* _Work to complete_: Of the lines below, copy those that hold the word "主管领导姓名".

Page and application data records
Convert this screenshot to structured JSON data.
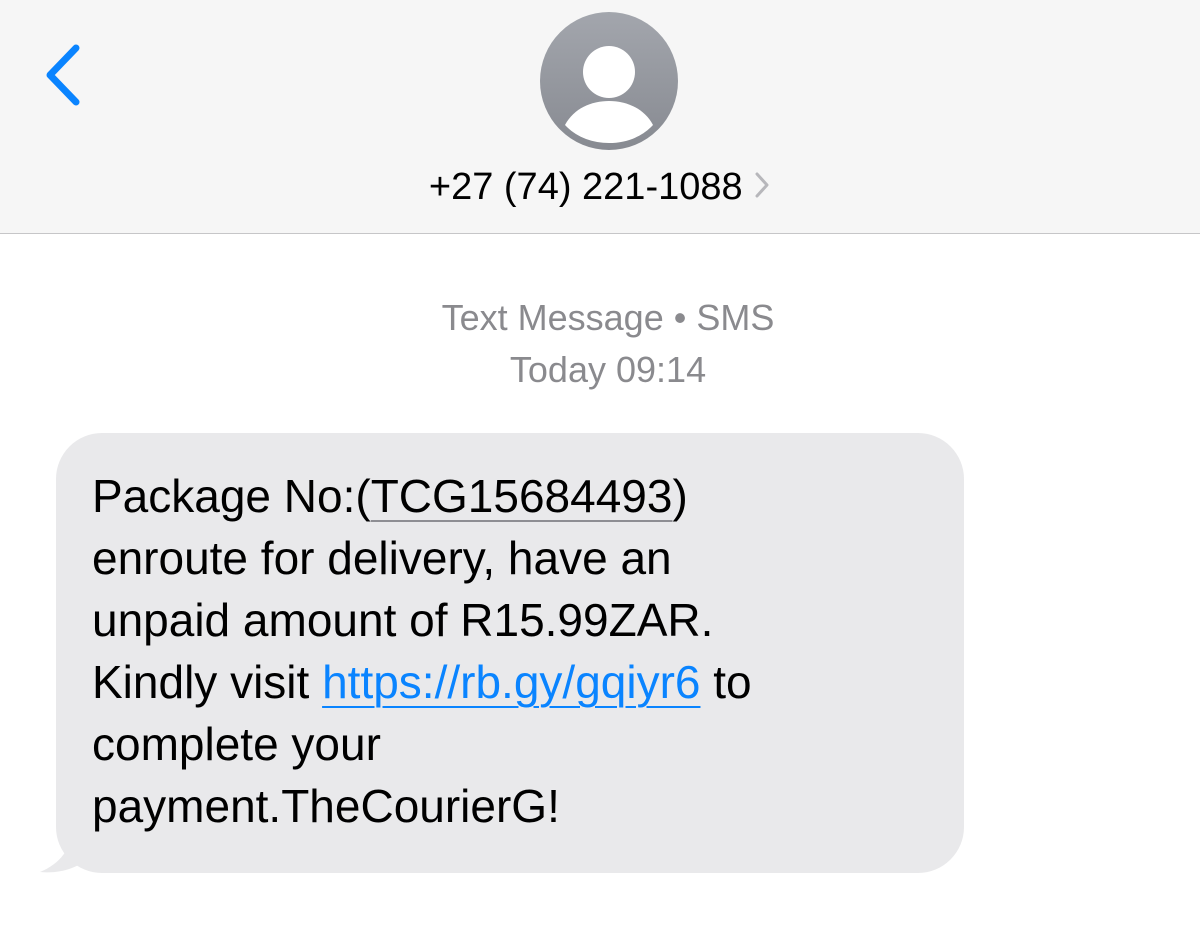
{
  "header": {
    "contact": "+27 (74) 221-1088",
    "back_icon": "chevron-left-icon",
    "contact_chevron_icon": "chevron-right-icon",
    "avatar_icon": "person-icon"
  },
  "conversation": {
    "service_label": "Text Message",
    "separator": "•",
    "service_type": "SMS",
    "day": "Today",
    "time": "09:14"
  },
  "message": {
    "prefix": "Package No:(",
    "tracking_number": "TCG15684493",
    "suffix": ")",
    "line2": "enroute for delivery, have an",
    "line3": "unpaid amount of R15.99ZAR.",
    "line4_before_link": "Kindly visit ",
    "link": "https://rb.gy/gqiyr6",
    "line4_after_link": " to",
    "line5": "complete your",
    "line6": "payment.TheCourierG!"
  },
  "colors": {
    "accent": "#0a84ff",
    "header_bg": "#f6f6f6",
    "bubble_bg": "#e9e9eb",
    "meta_text": "#8a8a8e",
    "avatar_bg": "#8e9097"
  }
}
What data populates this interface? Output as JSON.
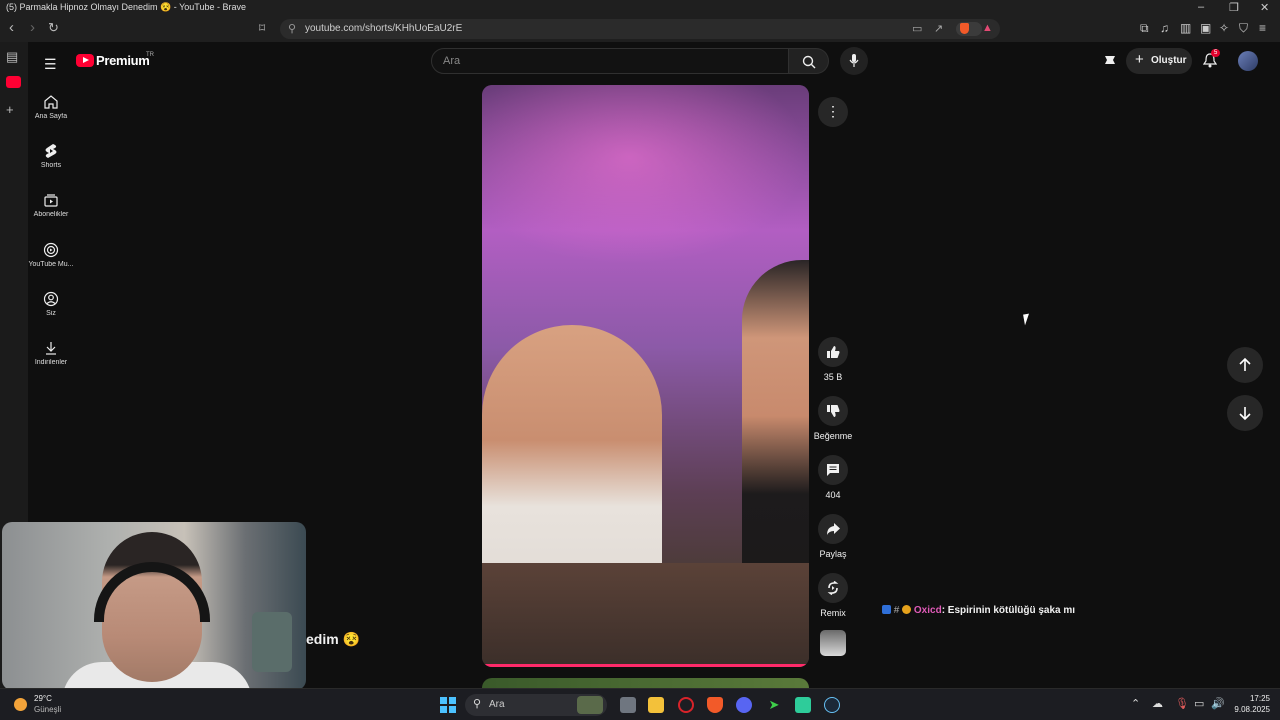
{
  "browser": {
    "window_title": "(5) Parmakla Hipnoz Olmayı Denedim 😵 - YouTube - Brave",
    "url": "youtube.com/shorts/KHhUoEaU2rE"
  },
  "youtube": {
    "logo_text": "Premium",
    "region": "TR",
    "search_placeholder": "Ara",
    "create_label": "Oluştur",
    "notification_count": "5",
    "sidebar": [
      {
        "label": "Ana Sayfa",
        "icon": "home-icon"
      },
      {
        "label": "Shorts",
        "icon": "shorts-icon"
      },
      {
        "label": "Abonelikler",
        "icon": "subscriptions-icon"
      },
      {
        "label": "YouTube Mu...",
        "icon": "youtube-music-icon"
      },
      {
        "label": "Siz",
        "icon": "you-icon"
      },
      {
        "label": "İndirilenler",
        "icon": "download-icon"
      }
    ],
    "actions": {
      "like": "35 B",
      "dislike": "Beğenme",
      "comments": "404",
      "share": "Paylaş",
      "remix": "Remix"
    },
    "short_title_fragment": "edim 😵"
  },
  "overlay_chat": {
    "hash": "#",
    "username": "Oxicd",
    "message": ": Espirinin kötülüğü şaka mı"
  },
  "taskbar": {
    "temperature": "29°C",
    "weather": "Güneşli",
    "search_placeholder": "Ara",
    "time": "17:25",
    "date": "9.08.2025"
  },
  "colors": {
    "yt_red": "#ff0033",
    "background": "#0f0f0f",
    "progress": "#ff2a6a",
    "chat_user": "#e05bb8"
  }
}
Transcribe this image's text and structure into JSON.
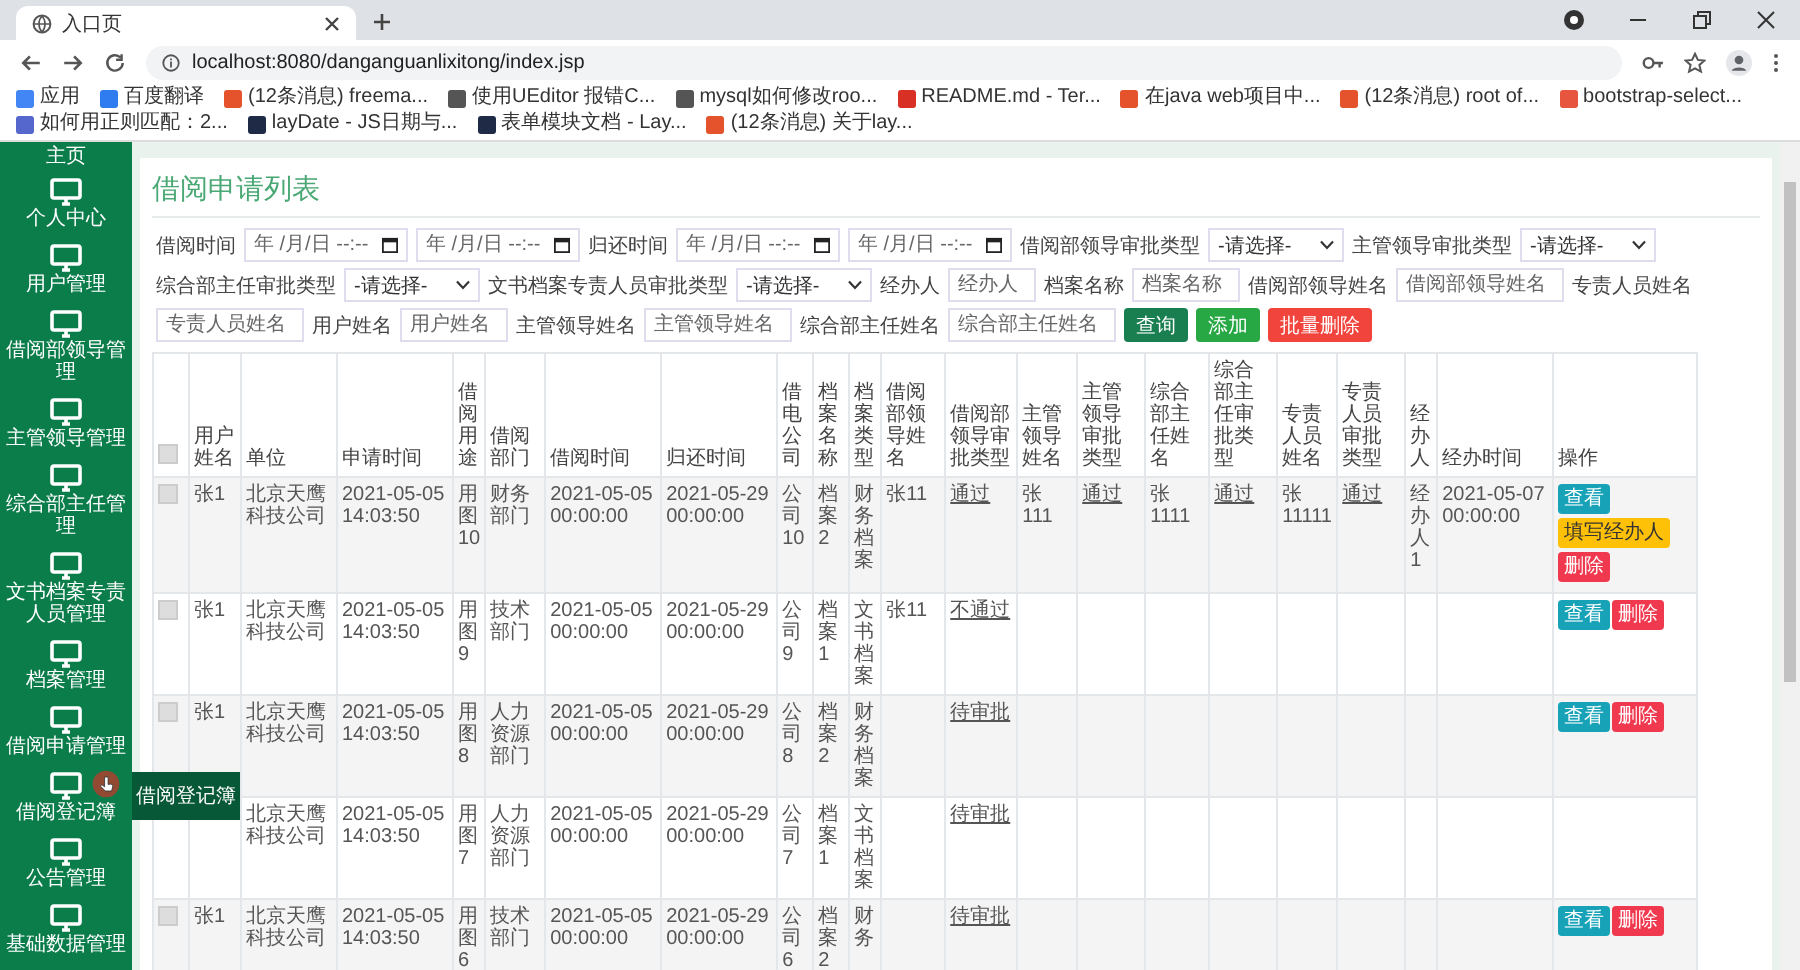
{
  "browser": {
    "tab_title": "入口页",
    "url": "localhost:8080/danganguanlixitong/index.jsp",
    "bookmarks": [
      {
        "label": "应用",
        "color": "#4285f4"
      },
      {
        "label": "百度翻译",
        "color": "#2f7bf0"
      },
      {
        "label": "(12条消息) freema...",
        "color": "#e5532d"
      },
      {
        "label": "使用UEditor 报错C...",
        "color": "#555555"
      },
      {
        "label": "mysql如何修改roo...",
        "color": "#555555"
      },
      {
        "label": "README.md - Ter...",
        "color": "#d93025"
      },
      {
        "label": "在java web项目中...",
        "color": "#e5532d"
      },
      {
        "label": "(12条消息) root of...",
        "color": "#e5532d"
      },
      {
        "label": "bootstrap-select...",
        "color": "#e8553e"
      },
      {
        "label": "如何用正则匹配：2...",
        "color": "#5566cc"
      },
      {
        "label": "layDate - JS日期与...",
        "color": "#1f2b46"
      },
      {
        "label": "表单模块文档 - Lay...",
        "color": "#1f2b46"
      },
      {
        "label": "(12条消息) 关于lay...",
        "color": "#e5532d"
      }
    ]
  },
  "sidebar": {
    "items": [
      {
        "label": "主页",
        "icon": false
      },
      {
        "label": "个人中心",
        "icon": true
      },
      {
        "label": "用户管理",
        "icon": true
      },
      {
        "label": "借阅部领导管理",
        "icon": true
      },
      {
        "label": "主管领导管理",
        "icon": true
      },
      {
        "label": "综合部主任管理",
        "icon": true
      },
      {
        "label": "文书档案专责人员管理",
        "icon": true
      },
      {
        "label": "档案管理",
        "icon": true
      },
      {
        "label": "借阅申请管理",
        "icon": true
      },
      {
        "label": "借阅登记簿",
        "icon": true,
        "flyout": "借阅登记簿"
      },
      {
        "label": "公告管理",
        "icon": true
      },
      {
        "label": "基础数据管理",
        "icon": true
      }
    ]
  },
  "page": {
    "title": "借阅申请列表",
    "filters": [
      {
        "kind": "label",
        "text": "借阅时间"
      },
      {
        "kind": "date",
        "placeholder": "年 /月/日 --:--"
      },
      {
        "kind": "date",
        "placeholder": "年 /月/日 --:--"
      },
      {
        "kind": "label",
        "text": "归还时间"
      },
      {
        "kind": "date",
        "placeholder": "年 /月/日 --:--"
      },
      {
        "kind": "date",
        "placeholder": "年 /月/日 --:--"
      },
      {
        "kind": "label",
        "text": "借阅部领导审批类型"
      },
      {
        "kind": "select",
        "value": "-请选择-"
      },
      {
        "kind": "label",
        "text": "主管领导审批类型"
      },
      {
        "kind": "select",
        "value": "-请选择-"
      },
      {
        "kind": "label",
        "text": "综合部主任审批类型"
      },
      {
        "kind": "select",
        "value": "-请选择-"
      },
      {
        "kind": "label",
        "text": "文书档案专责人员审批类型"
      },
      {
        "kind": "select",
        "value": "-请选择-"
      },
      {
        "kind": "label",
        "text": "经办人"
      },
      {
        "kind": "text",
        "placeholder": "经办人"
      },
      {
        "kind": "label",
        "text": "档案名称"
      },
      {
        "kind": "text",
        "placeholder": "档案名称"
      },
      {
        "kind": "label",
        "text": "借阅部领导姓名"
      },
      {
        "kind": "text",
        "placeholder": "借阅部领导姓名"
      },
      {
        "kind": "label",
        "text": "专责人员姓名"
      },
      {
        "kind": "text",
        "placeholder": "专责人员姓名"
      },
      {
        "kind": "label",
        "text": "用户姓名"
      },
      {
        "kind": "text",
        "placeholder": "用户姓名"
      },
      {
        "kind": "label",
        "text": "主管领导姓名"
      },
      {
        "kind": "text",
        "placeholder": "主管领导姓名"
      },
      {
        "kind": "label",
        "text": "综合部主任姓名"
      },
      {
        "kind": "text",
        "placeholder": "综合部主任姓名"
      },
      {
        "kind": "button",
        "text": "查询",
        "color": "#1a7f50"
      },
      {
        "kind": "button",
        "text": "添加",
        "color": "#28a745"
      },
      {
        "kind": "button",
        "text": "批量删除",
        "color": "#f0443c"
      }
    ]
  },
  "table": {
    "all_checked": false,
    "columns": [
      "用户姓名",
      "单位",
      "申请时间",
      "借阅用途",
      "借阅部门",
      "借阅时间",
      "归还时间",
      "借电公司",
      "档案名称",
      "档案类型",
      "借阅部领导姓名",
      "借阅部领导审批类型",
      "主管领导姓名",
      "主管领导审批类型",
      "综合部主任姓名",
      "综合部主任审批类型",
      "专责人员姓名",
      "专责人员审批类型",
      "经办人",
      "经办时间",
      "操作"
    ],
    "rows": [
      {
        "checked": false,
        "cells": [
          "张1",
          "北京天鹰科技公司",
          "2021-05-05 14:03:50",
          "用图10",
          "财务部门",
          "2021-05-05 00:00:00",
          "2021-05-29 00:00:00",
          "公司10",
          "档案2",
          "财务档案",
          "张11",
          "通过",
          "张111",
          "通过",
          "张1111",
          "通过",
          "张11111",
          "通过",
          "经办人1",
          "2021-05-07 00:00:00"
        ],
        "actions": [
          {
            "kind": "view",
            "label": "查看"
          },
          {
            "kind": "fill",
            "label": "填写经办人"
          },
          {
            "kind": "delete",
            "label": "删除"
          }
        ]
      },
      {
        "checked": false,
        "cells": [
          "张1",
          "北京天鹰科技公司",
          "2021-05-05 14:03:50",
          "用图9",
          "技术部门",
          "2021-05-05 00:00:00",
          "2021-05-29 00:00:00",
          "公司9",
          "档案1",
          "文书档案",
          "张11",
          "不通过",
          null,
          null,
          null,
          null,
          null,
          null,
          null,
          null
        ],
        "actions": [
          {
            "kind": "view",
            "label": "查看"
          },
          {
            "kind": "delete",
            "label": "删除"
          }
        ]
      },
      {
        "checked": false,
        "cells": [
          "张1",
          "北京天鹰科技公司",
          "2021-05-05 14:03:50",
          "用图8",
          "人力资源部门",
          "2021-05-05 00:00:00",
          "2021-05-29 00:00:00",
          "公司8",
          "档案2",
          "财务档案",
          null,
          "待审批",
          null,
          null,
          null,
          null,
          null,
          null,
          null,
          null
        ],
        "actions": [
          {
            "kind": "view",
            "label": "查看"
          },
          {
            "kind": "delete",
            "label": "删除"
          }
        ]
      },
      {
        "cells": [
          null,
          "北京天鹰科技公司",
          "2021-05-05 14:03:50",
          "用图7",
          "人力资源部门",
          "2021-05-05 00:00:00",
          "2021-05-29 00:00:00",
          "公司7",
          "档案1",
          "文书档案",
          null,
          "待审批",
          null,
          null,
          null,
          null,
          null,
          null,
          null,
          null
        ]
      },
      {
        "checked": false,
        "cells": [
          "张1",
          "北京天鹰科技公司",
          "2021-05-05 14:03:50",
          "用图6",
          "技术部门",
          "2021-05-05 00:00:00",
          "2021-05-29 00:00:00",
          "公司6",
          "档案2",
          "财务",
          null,
          "待审批",
          null,
          null,
          null,
          null,
          null,
          null,
          null,
          null
        ],
        "actions": [
          {
            "kind": "view",
            "label": "查看"
          },
          {
            "kind": "delete",
            "label": "删除"
          }
        ]
      }
    ]
  }
}
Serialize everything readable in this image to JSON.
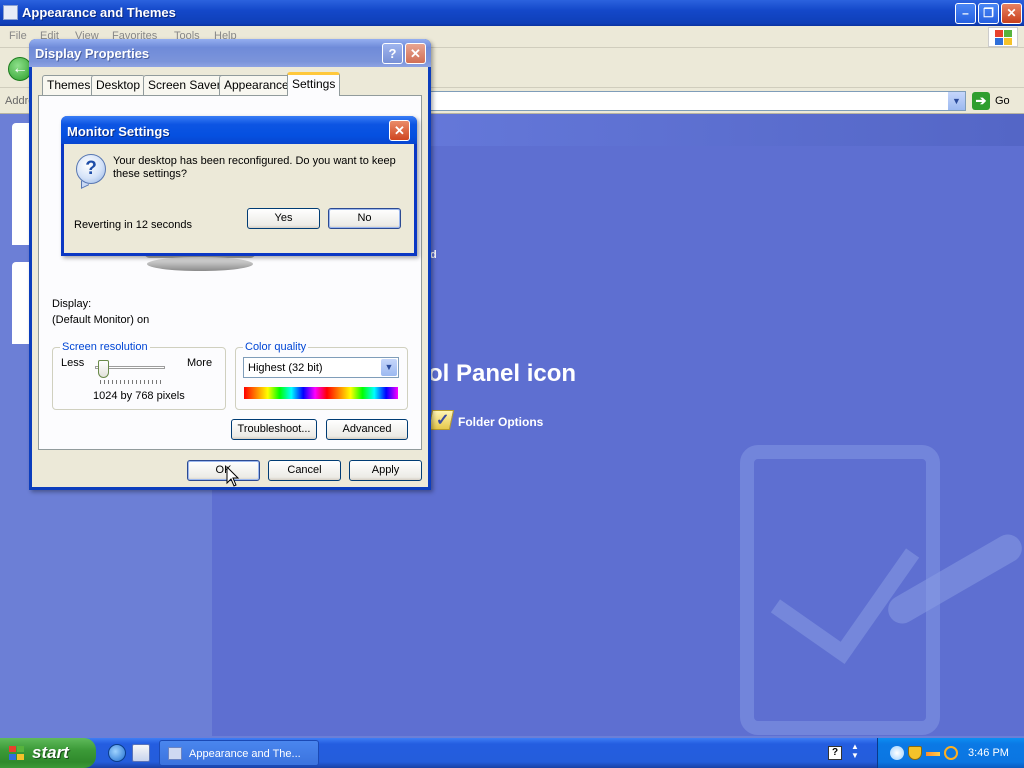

* _Written reply_:
        "text": "主管领导姓名"
        "placeholder": "主管领导姓名"
      "主管领导姓名",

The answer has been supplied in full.